"a fish, a barrel, and a smoking gun"
for 29 February 1996. Updated every WEEKDAY.

Hit & Run XXIII


[Joan Osborne]

As easily accessible to punters

in Boise as players in Beverly

Hills, the Grammy Awards Web

site offers the kind of

starfucker intimacy would-be

insiders crave, including the

"secret origin" of Joan Osborne -

she drunkenly took the stage

at a New York City open mike

night to sing a Billie Holiday

song, an argument for clear-eyed

sobriety if we ever heard one.

But though Osborne performed at

the awards ceremony, she was

snubbed by NARAS, which gave the

Album of the Year award to

soulless sister Alanis

Morissette. Luckily, Morissette

shared the moment: "This is for

anybody who's ever written a

song from a very pure place."

She then thanked professional

hit doctor Glenn Ballard, from

whose very pure place her songs

were co-written.



If Quentin Tarantino was able to

parlay his shit job at a

small-time video mart into a

Palme d'Or, imagine the

possibilities of an internship

at your local 7-11. No, think

bigger than Clerks, think Web,

ace. A paean? Save it for

Usenet. A journal? Too many

words. Trade secrets? There's

not much of a secret in syrup

and crushed ice. With all the

dire predictions of the Web

going the way of ColecoVision,

think of something that truly

speaks to the masses.


[Larry Ellison]

Those unlucky enough to find

themselves sitting through the

keynote address of the Oracle

Developers Conference were

treated to the sight of database

strongman Larry Ellison taking

the stage as Hammer's "Can't

Touch This" blared over

concert-size speakers. The

special treat of the evening was

the introduction of the Oracle's

Network Computer, aka the Web

TV-toaster-appliance-thing. And

if the theme song wasn't enough

to prove Ellison's burgeoning

hipster (or is that "hypster"?)

status, Ellison would resort to

Negroponte-speak to describe the

book-sized box: it "needs only

two cords - one for the

electrons, and one for the



[Brock Meeks]

Just because it's New Media

doesn't mean the author is dead.

While some might argue that

Brock Meeks's story about radical

right screeds on Pat Buchanan's

official page didn't offer much

in the way of surprise, much

less news, Meeks apparently felt
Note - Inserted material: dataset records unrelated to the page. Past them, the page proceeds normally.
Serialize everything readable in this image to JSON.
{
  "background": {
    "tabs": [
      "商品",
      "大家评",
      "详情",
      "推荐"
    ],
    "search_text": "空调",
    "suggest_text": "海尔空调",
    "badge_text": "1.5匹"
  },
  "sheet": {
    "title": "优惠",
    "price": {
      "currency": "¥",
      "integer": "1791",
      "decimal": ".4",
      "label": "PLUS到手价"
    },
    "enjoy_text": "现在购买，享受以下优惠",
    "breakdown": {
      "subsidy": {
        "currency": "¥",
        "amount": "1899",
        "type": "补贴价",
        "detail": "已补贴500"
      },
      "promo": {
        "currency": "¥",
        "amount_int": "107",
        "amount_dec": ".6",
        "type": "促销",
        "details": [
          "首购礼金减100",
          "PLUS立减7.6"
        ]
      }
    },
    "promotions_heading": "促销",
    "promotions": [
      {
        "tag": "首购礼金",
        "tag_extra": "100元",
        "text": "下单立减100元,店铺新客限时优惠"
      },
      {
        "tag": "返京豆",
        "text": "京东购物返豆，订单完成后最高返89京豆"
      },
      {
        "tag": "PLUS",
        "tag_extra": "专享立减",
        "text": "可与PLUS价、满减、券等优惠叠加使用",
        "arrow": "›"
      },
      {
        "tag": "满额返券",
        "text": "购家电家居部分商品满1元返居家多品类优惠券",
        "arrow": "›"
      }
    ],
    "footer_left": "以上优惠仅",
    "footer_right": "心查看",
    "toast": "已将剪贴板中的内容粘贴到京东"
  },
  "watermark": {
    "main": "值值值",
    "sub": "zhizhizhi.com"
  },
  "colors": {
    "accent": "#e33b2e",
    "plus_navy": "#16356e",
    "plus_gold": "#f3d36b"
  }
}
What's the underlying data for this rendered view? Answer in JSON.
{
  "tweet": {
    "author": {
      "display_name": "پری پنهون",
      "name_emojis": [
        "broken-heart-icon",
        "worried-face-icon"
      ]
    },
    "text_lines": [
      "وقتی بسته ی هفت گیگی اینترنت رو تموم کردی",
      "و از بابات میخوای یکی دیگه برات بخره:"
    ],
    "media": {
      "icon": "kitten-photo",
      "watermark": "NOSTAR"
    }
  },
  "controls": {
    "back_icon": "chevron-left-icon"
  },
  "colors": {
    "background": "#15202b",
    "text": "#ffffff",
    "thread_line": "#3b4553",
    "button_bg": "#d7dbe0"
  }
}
differently. When ABC's

Nightline covered the story as

its own, a follow-up article in

Netizen asked "Was Brock ripped

off, or what?" (Chicken butt.)

We know the Meeks shall inherit

the Earth, but the original

beauty of that little beatitude

was that it got 'em to shut up

until the rapture.


[Answer Me!]

The Goad news is that Answer Me!

is off the hook. The Bellingham,

Washington zine shop, The

Newsstand, was acquitted

of obscenity charges, a suit

related to the distribution of

Jim and Debbie Goad's

misanthropic but highly

entertaining periodical. The

entire trial is thoroughly

documented on The Bellingham

Obscenity Trial Archive page; it

includes links to news articles

and correspondence from various

defense witnesses. The bad news?

The "mean people suck"-style

shallowness of Ted Rosen, whose

accounts of the trial dominate

the site. That defenders of the

First Amendment are represented

on the Web by a writer whose

grasp of the political scene is,

in his words, best summed up by

quoting "my bumper sticker:

'Subvert the Dominant

Paradigm!'" seems, at best,

paradoxical; at worst,

just a little too subversive.



Ever since I Can't Believe It's

Not Butter secured Fabio as

their TV spokesmodel, we've

known their marketing team to be

the Kraftiest around. But they

may have scored an all-time coup

with their website. While the

domain name, tasteyoulove.com,

has Flav-O Flav turning green,

Fabio's tips for the lovelorn

are beyond rich. And though it

remains to be seen whether or

not ICBINB can volunteer Fabio's

chest measurements without

sacrificing taste, at least we

now know how to achieve that

lovely gossamer sheen so

appropriate for the covers of

bodice rippers - We Can't

Believe It's Not Butter, either!

courtesy of the Sucksters